**Supplied material**
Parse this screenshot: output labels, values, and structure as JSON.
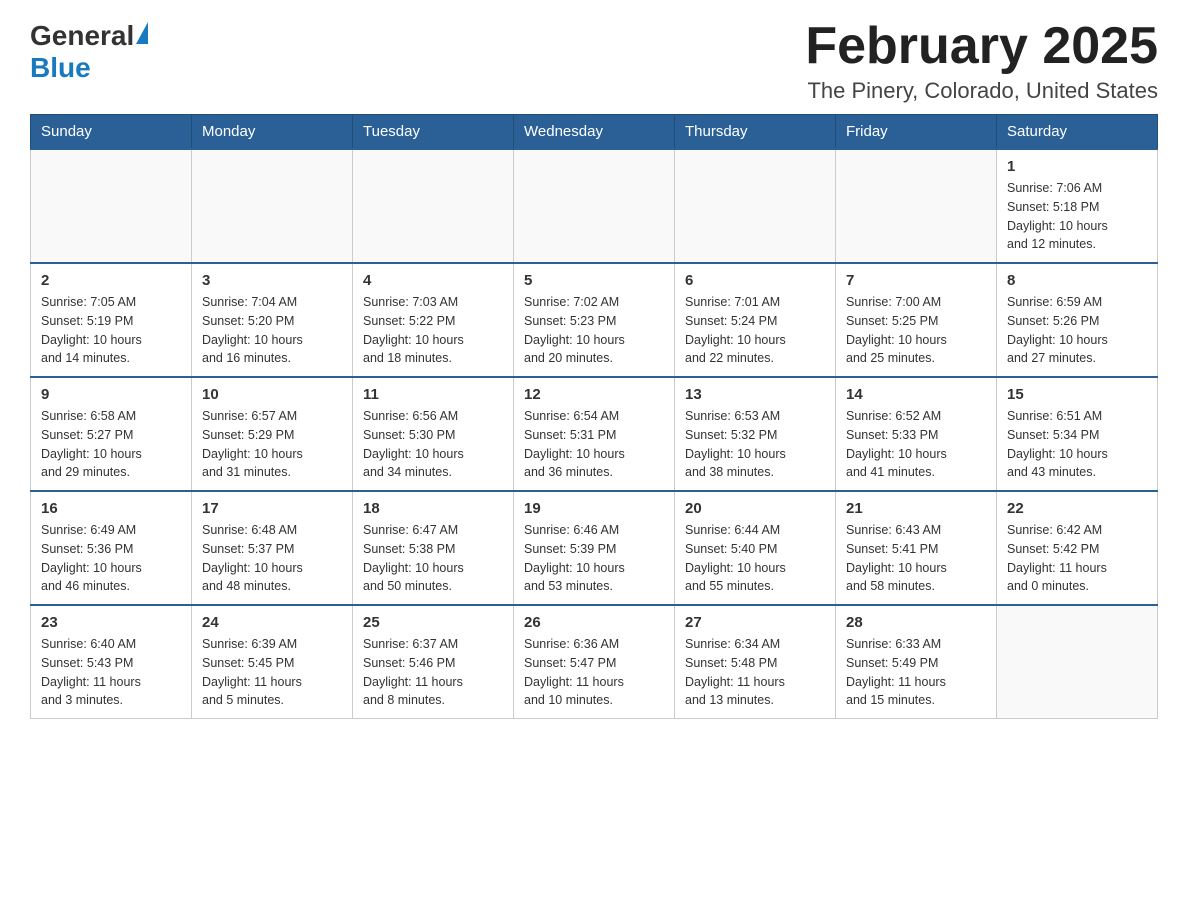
{
  "header": {
    "logo_general": "General",
    "logo_blue": "Blue",
    "month_year": "February 2025",
    "location": "The Pinery, Colorado, United States"
  },
  "weekdays": [
    "Sunday",
    "Monday",
    "Tuesday",
    "Wednesday",
    "Thursday",
    "Friday",
    "Saturday"
  ],
  "weeks": [
    [
      {
        "day": "",
        "info": ""
      },
      {
        "day": "",
        "info": ""
      },
      {
        "day": "",
        "info": ""
      },
      {
        "day": "",
        "info": ""
      },
      {
        "day": "",
        "info": ""
      },
      {
        "day": "",
        "info": ""
      },
      {
        "day": "1",
        "info": "Sunrise: 7:06 AM\nSunset: 5:18 PM\nDaylight: 10 hours\nand 12 minutes."
      }
    ],
    [
      {
        "day": "2",
        "info": "Sunrise: 7:05 AM\nSunset: 5:19 PM\nDaylight: 10 hours\nand 14 minutes."
      },
      {
        "day": "3",
        "info": "Sunrise: 7:04 AM\nSunset: 5:20 PM\nDaylight: 10 hours\nand 16 minutes."
      },
      {
        "day": "4",
        "info": "Sunrise: 7:03 AM\nSunset: 5:22 PM\nDaylight: 10 hours\nand 18 minutes."
      },
      {
        "day": "5",
        "info": "Sunrise: 7:02 AM\nSunset: 5:23 PM\nDaylight: 10 hours\nand 20 minutes."
      },
      {
        "day": "6",
        "info": "Sunrise: 7:01 AM\nSunset: 5:24 PM\nDaylight: 10 hours\nand 22 minutes."
      },
      {
        "day": "7",
        "info": "Sunrise: 7:00 AM\nSunset: 5:25 PM\nDaylight: 10 hours\nand 25 minutes."
      },
      {
        "day": "8",
        "info": "Sunrise: 6:59 AM\nSunset: 5:26 PM\nDaylight: 10 hours\nand 27 minutes."
      }
    ],
    [
      {
        "day": "9",
        "info": "Sunrise: 6:58 AM\nSunset: 5:27 PM\nDaylight: 10 hours\nand 29 minutes."
      },
      {
        "day": "10",
        "info": "Sunrise: 6:57 AM\nSunset: 5:29 PM\nDaylight: 10 hours\nand 31 minutes."
      },
      {
        "day": "11",
        "info": "Sunrise: 6:56 AM\nSunset: 5:30 PM\nDaylight: 10 hours\nand 34 minutes."
      },
      {
        "day": "12",
        "info": "Sunrise: 6:54 AM\nSunset: 5:31 PM\nDaylight: 10 hours\nand 36 minutes."
      },
      {
        "day": "13",
        "info": "Sunrise: 6:53 AM\nSunset: 5:32 PM\nDaylight: 10 hours\nand 38 minutes."
      },
      {
        "day": "14",
        "info": "Sunrise: 6:52 AM\nSunset: 5:33 PM\nDaylight: 10 hours\nand 41 minutes."
      },
      {
        "day": "15",
        "info": "Sunrise: 6:51 AM\nSunset: 5:34 PM\nDaylight: 10 hours\nand 43 minutes."
      }
    ],
    [
      {
        "day": "16",
        "info": "Sunrise: 6:49 AM\nSunset: 5:36 PM\nDaylight: 10 hours\nand 46 minutes."
      },
      {
        "day": "17",
        "info": "Sunrise: 6:48 AM\nSunset: 5:37 PM\nDaylight: 10 hours\nand 48 minutes."
      },
      {
        "day": "18",
        "info": "Sunrise: 6:47 AM\nSunset: 5:38 PM\nDaylight: 10 hours\nand 50 minutes."
      },
      {
        "day": "19",
        "info": "Sunrise: 6:46 AM\nSunset: 5:39 PM\nDaylight: 10 hours\nand 53 minutes."
      },
      {
        "day": "20",
        "info": "Sunrise: 6:44 AM\nSunset: 5:40 PM\nDaylight: 10 hours\nand 55 minutes."
      },
      {
        "day": "21",
        "info": "Sunrise: 6:43 AM\nSunset: 5:41 PM\nDaylight: 10 hours\nand 58 minutes."
      },
      {
        "day": "22",
        "info": "Sunrise: 6:42 AM\nSunset: 5:42 PM\nDaylight: 11 hours\nand 0 minutes."
      }
    ],
    [
      {
        "day": "23",
        "info": "Sunrise: 6:40 AM\nSunset: 5:43 PM\nDaylight: 11 hours\nand 3 minutes."
      },
      {
        "day": "24",
        "info": "Sunrise: 6:39 AM\nSunset: 5:45 PM\nDaylight: 11 hours\nand 5 minutes."
      },
      {
        "day": "25",
        "info": "Sunrise: 6:37 AM\nSunset: 5:46 PM\nDaylight: 11 hours\nand 8 minutes."
      },
      {
        "day": "26",
        "info": "Sunrise: 6:36 AM\nSunset: 5:47 PM\nDaylight: 11 hours\nand 10 minutes."
      },
      {
        "day": "27",
        "info": "Sunrise: 6:34 AM\nSunset: 5:48 PM\nDaylight: 11 hours\nand 13 minutes."
      },
      {
        "day": "28",
        "info": "Sunrise: 6:33 AM\nSunset: 5:49 PM\nDaylight: 11 hours\nand 15 minutes."
      },
      {
        "day": "",
        "info": ""
      }
    ]
  ]
}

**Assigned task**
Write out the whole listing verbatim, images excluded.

**Result of the task**
Parse this screenshot: output labels, values, and structure as JSON.
{
  "header": {
    "logo_general": "General",
    "logo_blue": "Blue",
    "month_year": "February 2025",
    "location": "The Pinery, Colorado, United States"
  },
  "weekdays": [
    "Sunday",
    "Monday",
    "Tuesday",
    "Wednesday",
    "Thursday",
    "Friday",
    "Saturday"
  ],
  "weeks": [
    [
      {
        "day": "",
        "info": ""
      },
      {
        "day": "",
        "info": ""
      },
      {
        "day": "",
        "info": ""
      },
      {
        "day": "",
        "info": ""
      },
      {
        "day": "",
        "info": ""
      },
      {
        "day": "",
        "info": ""
      },
      {
        "day": "1",
        "info": "Sunrise: 7:06 AM\nSunset: 5:18 PM\nDaylight: 10 hours\nand 12 minutes."
      }
    ],
    [
      {
        "day": "2",
        "info": "Sunrise: 7:05 AM\nSunset: 5:19 PM\nDaylight: 10 hours\nand 14 minutes."
      },
      {
        "day": "3",
        "info": "Sunrise: 7:04 AM\nSunset: 5:20 PM\nDaylight: 10 hours\nand 16 minutes."
      },
      {
        "day": "4",
        "info": "Sunrise: 7:03 AM\nSunset: 5:22 PM\nDaylight: 10 hours\nand 18 minutes."
      },
      {
        "day": "5",
        "info": "Sunrise: 7:02 AM\nSunset: 5:23 PM\nDaylight: 10 hours\nand 20 minutes."
      },
      {
        "day": "6",
        "info": "Sunrise: 7:01 AM\nSunset: 5:24 PM\nDaylight: 10 hours\nand 22 minutes."
      },
      {
        "day": "7",
        "info": "Sunrise: 7:00 AM\nSunset: 5:25 PM\nDaylight: 10 hours\nand 25 minutes."
      },
      {
        "day": "8",
        "info": "Sunrise: 6:59 AM\nSunset: 5:26 PM\nDaylight: 10 hours\nand 27 minutes."
      }
    ],
    [
      {
        "day": "9",
        "info": "Sunrise: 6:58 AM\nSunset: 5:27 PM\nDaylight: 10 hours\nand 29 minutes."
      },
      {
        "day": "10",
        "info": "Sunrise: 6:57 AM\nSunset: 5:29 PM\nDaylight: 10 hours\nand 31 minutes."
      },
      {
        "day": "11",
        "info": "Sunrise: 6:56 AM\nSunset: 5:30 PM\nDaylight: 10 hours\nand 34 minutes."
      },
      {
        "day": "12",
        "info": "Sunrise: 6:54 AM\nSunset: 5:31 PM\nDaylight: 10 hours\nand 36 minutes."
      },
      {
        "day": "13",
        "info": "Sunrise: 6:53 AM\nSunset: 5:32 PM\nDaylight: 10 hours\nand 38 minutes."
      },
      {
        "day": "14",
        "info": "Sunrise: 6:52 AM\nSunset: 5:33 PM\nDaylight: 10 hours\nand 41 minutes."
      },
      {
        "day": "15",
        "info": "Sunrise: 6:51 AM\nSunset: 5:34 PM\nDaylight: 10 hours\nand 43 minutes."
      }
    ],
    [
      {
        "day": "16",
        "info": "Sunrise: 6:49 AM\nSunset: 5:36 PM\nDaylight: 10 hours\nand 46 minutes."
      },
      {
        "day": "17",
        "info": "Sunrise: 6:48 AM\nSunset: 5:37 PM\nDaylight: 10 hours\nand 48 minutes."
      },
      {
        "day": "18",
        "info": "Sunrise: 6:47 AM\nSunset: 5:38 PM\nDaylight: 10 hours\nand 50 minutes."
      },
      {
        "day": "19",
        "info": "Sunrise: 6:46 AM\nSunset: 5:39 PM\nDaylight: 10 hours\nand 53 minutes."
      },
      {
        "day": "20",
        "info": "Sunrise: 6:44 AM\nSunset: 5:40 PM\nDaylight: 10 hours\nand 55 minutes."
      },
      {
        "day": "21",
        "info": "Sunrise: 6:43 AM\nSunset: 5:41 PM\nDaylight: 10 hours\nand 58 minutes."
      },
      {
        "day": "22",
        "info": "Sunrise: 6:42 AM\nSunset: 5:42 PM\nDaylight: 11 hours\nand 0 minutes."
      }
    ],
    [
      {
        "day": "23",
        "info": "Sunrise: 6:40 AM\nSunset: 5:43 PM\nDaylight: 11 hours\nand 3 minutes."
      },
      {
        "day": "24",
        "info": "Sunrise: 6:39 AM\nSunset: 5:45 PM\nDaylight: 11 hours\nand 5 minutes."
      },
      {
        "day": "25",
        "info": "Sunrise: 6:37 AM\nSunset: 5:46 PM\nDaylight: 11 hours\nand 8 minutes."
      },
      {
        "day": "26",
        "info": "Sunrise: 6:36 AM\nSunset: 5:47 PM\nDaylight: 11 hours\nand 10 minutes."
      },
      {
        "day": "27",
        "info": "Sunrise: 6:34 AM\nSunset: 5:48 PM\nDaylight: 11 hours\nand 13 minutes."
      },
      {
        "day": "28",
        "info": "Sunrise: 6:33 AM\nSunset: 5:49 PM\nDaylight: 11 hours\nand 15 minutes."
      },
      {
        "day": "",
        "info": ""
      }
    ]
  ]
}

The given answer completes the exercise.